The speaker is a 64-year-old White man with a college education from Clarington, Ohio; he was recorded in 1968.
|Inf: Well each boat had a, uh whistle, uh, which uh, blew by steam. And uh, the packet boats tried to have a distinctive and musical sound. The people who lived along the river could tell dozens of different boats by the sound of their whistles. But that day, too, is almost past because there???s only four steamboats left on the inland rivers. And the boats that operate today are propelled by diesel engines. And they have what you might call whistles, or horns, that are somewhat similar on a larger basis to truck horns, and are blown by air. And in general they sound a great deal alike, although the boat crews do make an effort to tune their whistles and get a little distinctive note to them. But the uh, there???s a lot of steam whistles still in existence, and those are what we???ve made phonograph records of, blown actually by steam, to try and preserve that remarkable sound of the past.
FW: Well I was thinking of uh, the uh, there???s, down at the museum there, there???s uh, a whole set of whistles or something. They play ???em on a console.

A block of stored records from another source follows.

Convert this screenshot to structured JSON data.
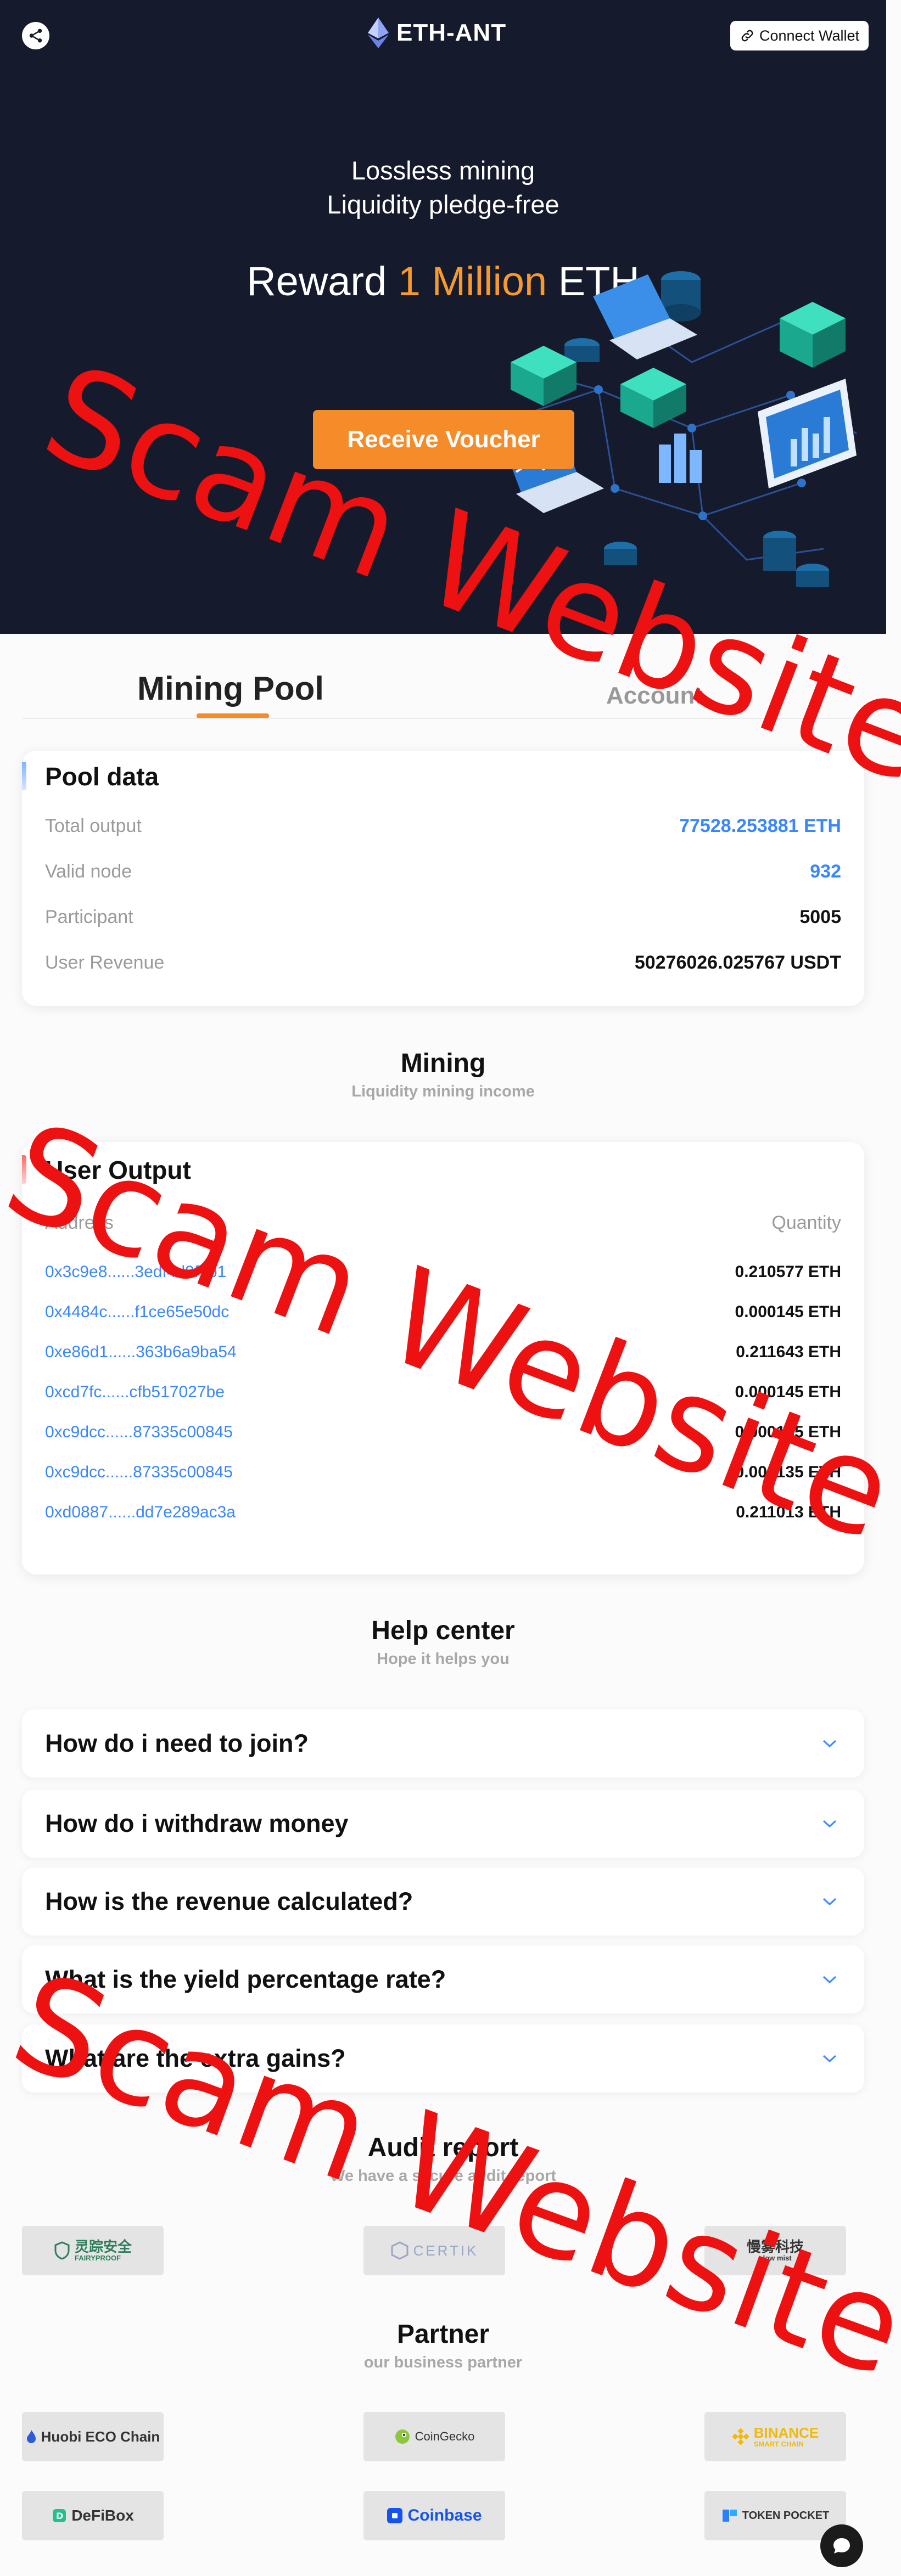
{
  "header": {
    "brand": "ETH-ANT",
    "connect_label": "Connect Wallet"
  },
  "hero": {
    "line1": "Lossless mining",
    "line2": "Liquidity pledge-free",
    "reward_prefix": "Reward",
    "reward_highlight": "1 Million",
    "reward_suffix": "ETH",
    "voucher_label": "Receive Voucher"
  },
  "tabs": [
    {
      "label": "Mining Pool",
      "active": true
    },
    {
      "label": "Account",
      "active": false
    }
  ],
  "pool": {
    "title": "Pool data",
    "rows": [
      {
        "label": "Total output",
        "value": "77528.253881 ETH"
      },
      {
        "label": "Valid node",
        "value": "932"
      },
      {
        "label": "Participant",
        "value": "5005"
      },
      {
        "label": "User Revenue",
        "value": "50276026.025767 USDT"
      }
    ]
  },
  "mining": {
    "title": "Mining",
    "subtitle": "Liquidity mining income"
  },
  "output": {
    "title": "User Output",
    "col_address": "Address",
    "col_quantity": "Quantity",
    "rows": [
      {
        "address": "0x3c9e8......3edf4d9f7b1",
        "quantity": "0.210577 ETH"
      },
      {
        "address": "0x4484c......f1ce65e50dc",
        "quantity": "0.000145 ETH"
      },
      {
        "address": "0xe86d1......363b6a9ba54",
        "quantity": "0.211643 ETH"
      },
      {
        "address": "0xcd7fc......cfb517027be",
        "quantity": "0.000145 ETH"
      },
      {
        "address": "0xc9dcc......87335c00845",
        "quantity": "0.000135 ETH"
      },
      {
        "address": "0xc9dcc......87335c00845",
        "quantity": "0.000135 ETH"
      },
      {
        "address": "0xd0887......dd7e289ac3a",
        "quantity": "0.211013 ETH"
      }
    ]
  },
  "help": {
    "title": "Help center",
    "subtitle": "Hope it helps you",
    "items": [
      "How do i need to join?",
      "How do i withdraw money",
      "How is the revenue calculated?",
      "What is the yield percentage rate?",
      "What are the extra gains?"
    ]
  },
  "audit": {
    "title": "Audit report",
    "subtitle": "We have a secure audit report",
    "logos": [
      "灵踪安全",
      "CERTIK",
      "慢雾科技"
    ],
    "logo_sub": [
      "FAIRYPROOF",
      "",
      "slow mist"
    ]
  },
  "partner": {
    "title": "Partner",
    "subtitle": "our business partner",
    "logos": [
      "Huobi ECO Chain",
      "CoinGecko",
      "BINANCE",
      "DeFiBox",
      "Coinbase",
      "TOKEN POCKET"
    ],
    "logo_sub": [
      "",
      "",
      "SMART CHAIN",
      "",
      "",
      ""
    ]
  },
  "watermark": "Scam Website",
  "colors": {
    "hero_bg": "#161a2d",
    "accent_orange": "#f68b2a",
    "link_blue": "#3a86ff",
    "watermark_red": "#ee1111"
  }
}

Inf: Well that???s a calliope [pronc: cal-EYE-oh-pee], or on a showboat and in a circus, it???s called a calliope [pronc: CAL-ee-ope]. That???s a set of twenty-four or thirty-two steam whistles, which are played with a keyboard. And uh, there are few, a few of them still in existence. There???s very few showboats left, but the steamer Delta Queen has a calliope, and the Belle of Louisville has a calliope. The one in the Marietta River Museum is from the famous Bryant showboat, which used to operate on the river and one-night stands at each of the towns with some sort of a theatrical production to present. The river used to have a large number of showboats, but of course they???re another relic of the past today.